Considering they are part of the whole world of building codes, energy efficiency regulations are affected by a number of issues such as the need of training, the temptation to just comply, the difficulty to enforce them, and also, the difficulty to isolate them in order to assess their real impact.
Regarding the latest, perhaps the most important single issue is the difficulty to agree on what to measure and how to do it. Just in 2014, Arik Levinson from Georgetown University, gained notoriety when he presented a paper entitled How Much Energy Do Building Energy Codes Really Save? Evidence from California, where he points out the challenges to measure the impact of energy regulations. The main question of his analysis is, “How much energy do the codes actually save?” His answer is that savings have been much less than what was projected back in 1978.
His approach was then challenged by David Goldstein, who was involved in the initial policy making back in the 80s. His main point is that since Levinson’s claim is statistically incorrect, the rest of his analysis makes no sense at all. Also on the “defenders” side, there have been other studies that arrive to the conclusion that savings are real, and that their size is important enough to keep on upgrading and enforcing the regulations.
We believe that although one may be tempted to find a positive impact, this is due to the fact that energy codes are regulations that intend to work for the well-being of the whole society, and thus, it is difficult to go against them.
Policy enforcers and defenders might be leaning to use projections instead of hard data. Academics need to frame the right questions before starting their studies. Home owners might have good experiences, but these are unique. Constructors, developers, suppliers and designers, need to comply, and are not in the business of measuring. And those who are, like appraisers and regulators, are mostly getting information, not comparing it.
Is the environment better off? Are Californians getting better air and water quality? Is it only about saving money in the long run?

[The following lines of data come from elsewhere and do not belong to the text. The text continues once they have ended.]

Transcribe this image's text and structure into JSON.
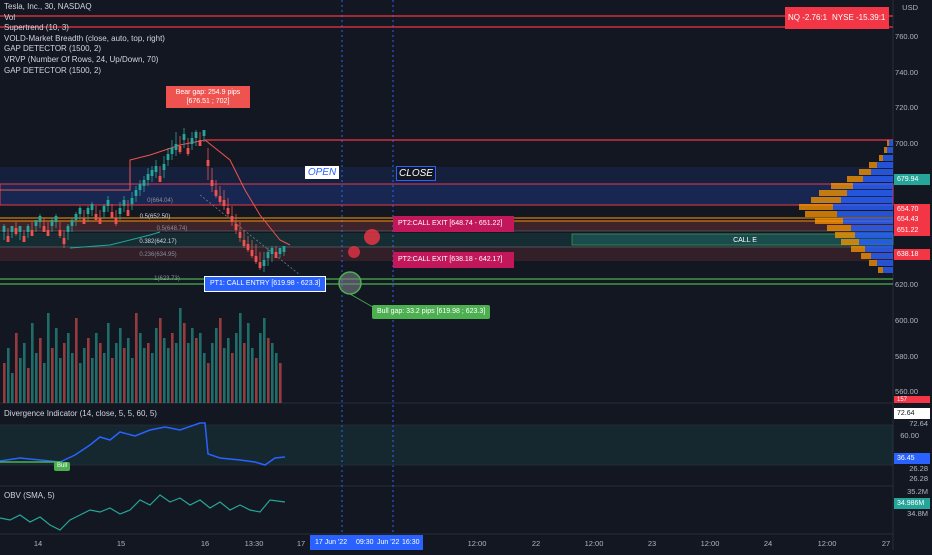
{
  "legend": [
    "Tesla, Inc., 30, NASDAQ",
    "Vol",
    "Supertrend (10, 3)",
    "VOLD-Market Breadth (close, auto, top, right)",
    "GAP DETECTOR (1500, 2)",
    "VRVP (Number Of Rows, 24, Up/Down, 70)",
    "GAP DETECTOR (1500, 2)"
  ],
  "currency": "USD",
  "breadth": {
    "nq": "NQ -2.76:1",
    "nyse": "NYSE -15.39:1"
  },
  "annotations": {
    "open_label": "OPEN",
    "close_label": "CLOSE",
    "bear_gap": "Bear gap: 254.9 pips",
    "bear_gap_range": "[676.51 ; 702]",
    "bull_gap": "Bull gap: 33.2 pips [619.98 ; 623.3]",
    "pt1": "PT1: CALL ENTRY [619.98 - 623.3]",
    "pt2_upper": "PT2:CALL EXIT [648.74 - 651.22]",
    "pt2_lower": "PT2:CALL EXIT [638.18 - 642.17]",
    "call_label": "CALL E",
    "fib_labels": [
      "0(664.04)",
      "0.5(652.50)",
      "0.5(648.74)",
      "0.382(642.17)",
      "0.236(634.95)",
      "1(623.73)"
    ]
  },
  "price_axis": {
    "ticks": [
      "760.00",
      "740.00",
      "720.00",
      "700.00",
      "620.00",
      "600.00",
      "580.00",
      "560.00"
    ],
    "tags": [
      {
        "value": "679.94",
        "color": "#26a69a"
      },
      {
        "value": "654.70",
        "color": "#f23645"
      },
      {
        "value": "654.43",
        "color": "#f23645"
      },
      {
        "value": "651.22",
        "color": "#f23645"
      },
      {
        "value": "638.18",
        "color": "#f23645"
      }
    ],
    "partial_tag": "157"
  },
  "divergence": {
    "title": "Divergence Indicator (14, close, 5, 5, 60, 5)",
    "axis": [
      "72.64",
      "72.64",
      "60.00",
      "36.45",
      "26.28",
      "26.28"
    ],
    "bull_label": "Bull"
  },
  "obv": {
    "title": "OBV (SMA, 5)",
    "axis": [
      "35.2M",
      "34.986M",
      "34.8M"
    ]
  },
  "time_axis": {
    "labels": [
      "14",
      "15",
      "16",
      "13:30",
      "17",
      "12:00",
      "22",
      "12:00",
      "23",
      "12:00",
      "24",
      "12:00",
      "27"
    ],
    "highlight": [
      "17 Jun '22",
      "09:30",
      "Jun '22",
      "16:30"
    ]
  },
  "colors": {
    "background": "#131722",
    "up": "#26a69a",
    "down": "#ef5350",
    "blue": "#2962ff",
    "accent_red": "#f23645"
  }
}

We think nobody can offer a definitive answer, and in any case, it will depend more on the role we are all playing than on any other factor.